Jesus Christ is our eternal priest according to the order of Melchizedek. As. St. Thomas Aquinas says, the proper task of the priest consists in being a mediator between God and men (S. Th. III, 22, 1.). And St. Paul instructs us in 1 Tim. 2:5 that Jesus is the one mediator between God and men. Because Jesus is both God and man by reason of the Hypostatic Union, he is able to reconcile God and man in his own Person. That is what he did by his death on the Cross.
The Catholic Faith teaches that the priest is another Christ, an alter Christus; he takes on his sublime dignity by receiving the Sacrament of Holy Orders. The Most essential function of the sacredotal or priestly office is sacrifice. For we read in Hebrews 8:3: "Every high priest is appointed to offer gifts and sacrifices." It is for this reason, therefore, that the Catholic Church (and others also) calls its clergy "priests." Most Protestants avoid the title because they don't believe that, what they call "The Lord's Supper," is a sacrifice.
I offer this very brief summary of the Church's teaching on sacrifice, Calvary and the Mass because so many, many Catholics, poorly instructed, simply don't understand what is going on when they attend the Sunday Liturgy. That may also explain why many don't understand the difference between "priest" and "minister." The Catholic priest is also a minister, but he is first and foremost a priest because he has been empowered by Christ to offer the sacrifice of the Mass for the Salvation of souls.
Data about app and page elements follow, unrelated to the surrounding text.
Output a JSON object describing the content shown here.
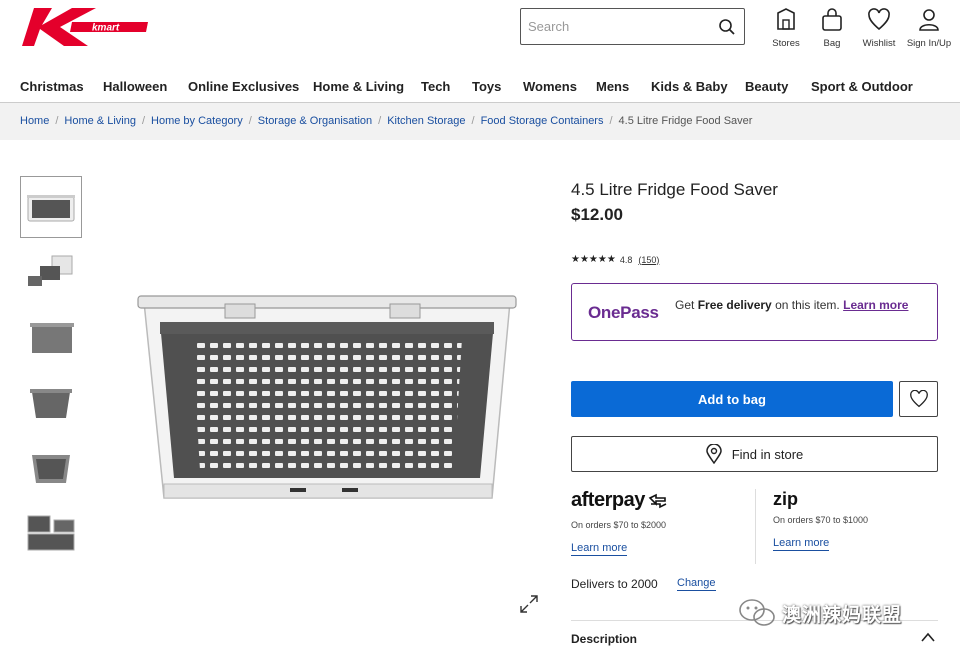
{
  "brand": {
    "logo_text": "kmart",
    "color": "#e4002b"
  },
  "search": {
    "placeholder": "Search"
  },
  "header_icons": [
    {
      "label": "Stores",
      "icon": "store-icon"
    },
    {
      "label": "Bag",
      "icon": "bag-icon"
    },
    {
      "label": "Wishlist",
      "icon": "heart-icon"
    },
    {
      "label": "Sign In/Up",
      "icon": "user-icon"
    }
  ],
  "nav": [
    "Christmas",
    "Halloween",
    "Online Exclusives",
    "Home & Living",
    "Tech",
    "Toys",
    "Womens",
    "Mens",
    "Kids & Baby",
    "Beauty",
    "Sport & Outdoor"
  ],
  "breadcrumb": [
    "Home",
    "Home & Living",
    "Home by Category",
    "Storage & Organisation",
    "Kitchen Storage",
    "Food Storage Containers",
    "4.5 Litre Fridge Food Saver"
  ],
  "product": {
    "title": "4.5 Litre Fridge Food Saver",
    "price": "$12.00",
    "stars": "★★★★★",
    "rating": "4.8",
    "review_count": "(150)"
  },
  "onepass": {
    "logo": "OnePass",
    "text_pre": "Get ",
    "text_bold": "Free delivery",
    "text_post": " on this item. ",
    "link": "Learn more",
    "color": "#6a2c91"
  },
  "buttons": {
    "add_to_bag": "Add to bag",
    "find_in_store": "Find in store",
    "add_color": "#0a6ad6"
  },
  "afterpay": {
    "logo": "afterpay",
    "sub": "On orders $70 to $2000",
    "link": "Learn more"
  },
  "zip": {
    "logo": "zip",
    "sub": "On orders $70 to $1000",
    "link": "Learn more"
  },
  "delivery": {
    "text": "Delivers to 2000",
    "change": "Change"
  },
  "description": {
    "label": "Description"
  },
  "watermark": {
    "text": "澳洲辣妈联盟"
  }
}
Excerpts from Why Are Catholic Priest Called "Priests"? by kenneth Baker, S.J.,